An exhibition of paintings by Kurt Jackson, one of Britain’s leading environmental landscape artists and campaigners, documents the spring of 2020 and the arcadia he found bursting into life immediately outside his front door in a remote part of west Cornwall during the challenging period of national lockdown.
Jackson’s inaugural show at Messums Yorkshire focuses on paintings of trees that he and his wife, Caroline, planted twenty years ago and that have, over time, formed hollow ‘greenways’ or paths in the interstices between the lines of planting, along which he walked every day from his house to his studio.
The tunnels, laced with the play of light and shade, are groves of wildflowers, insects and birds that Jackson celebrates in his paintings.
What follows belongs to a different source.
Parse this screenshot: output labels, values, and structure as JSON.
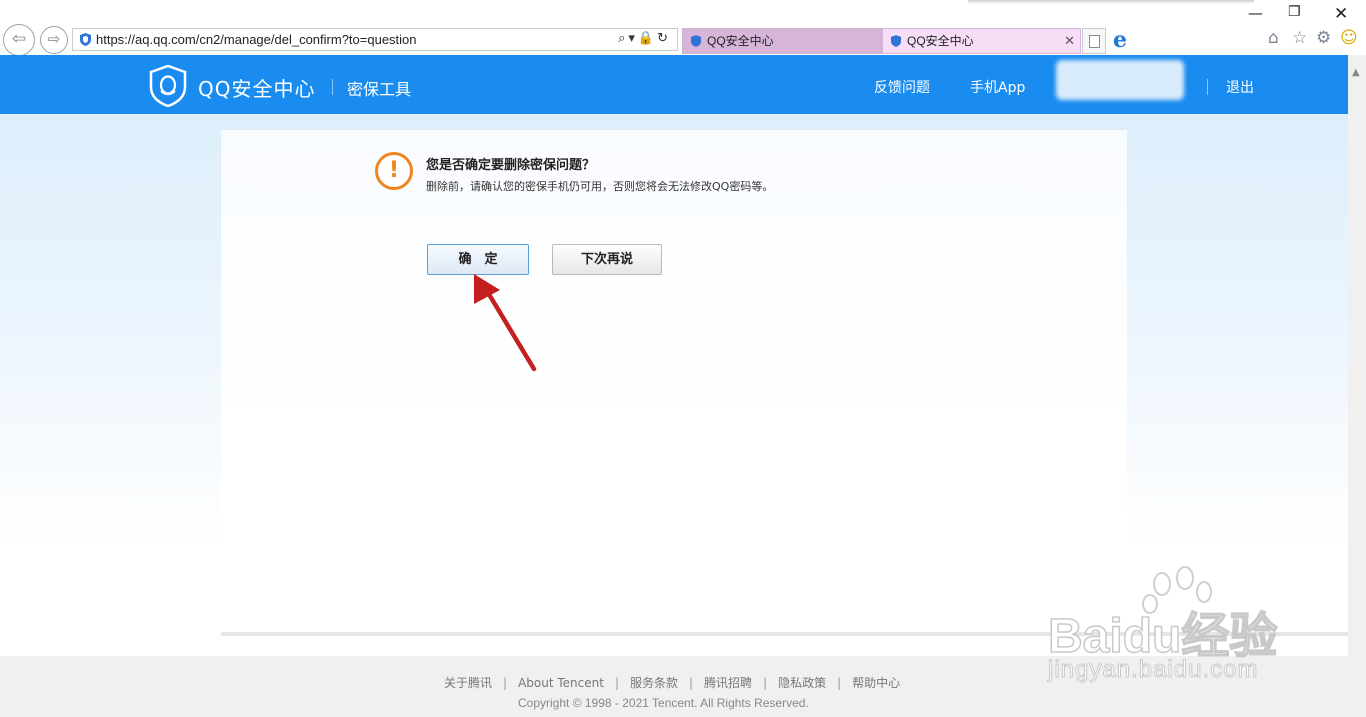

23 January – 21 February 2021
For over a decade Beth Moon has been documenting the biggest, oldest and rarest trees in the world. This exhibition focuses on some of the most famous oaks in the UK. Her work highlights the delicate duality of their existence— as both powerful but also vulnerable to environmental elements and human intervention. Beth Moon was born in Neenah, Wisconsin and studied fine art at the University of Wisconsin. Beth has gained international recognition for her large-scale, richly toned platinum prints. Since 1999, Moon’s work has appeared in more than sixty solo and group exhibitions in the United States, Italy, England, France, Israel, Brazil, Dubai, Singapore, and Canada.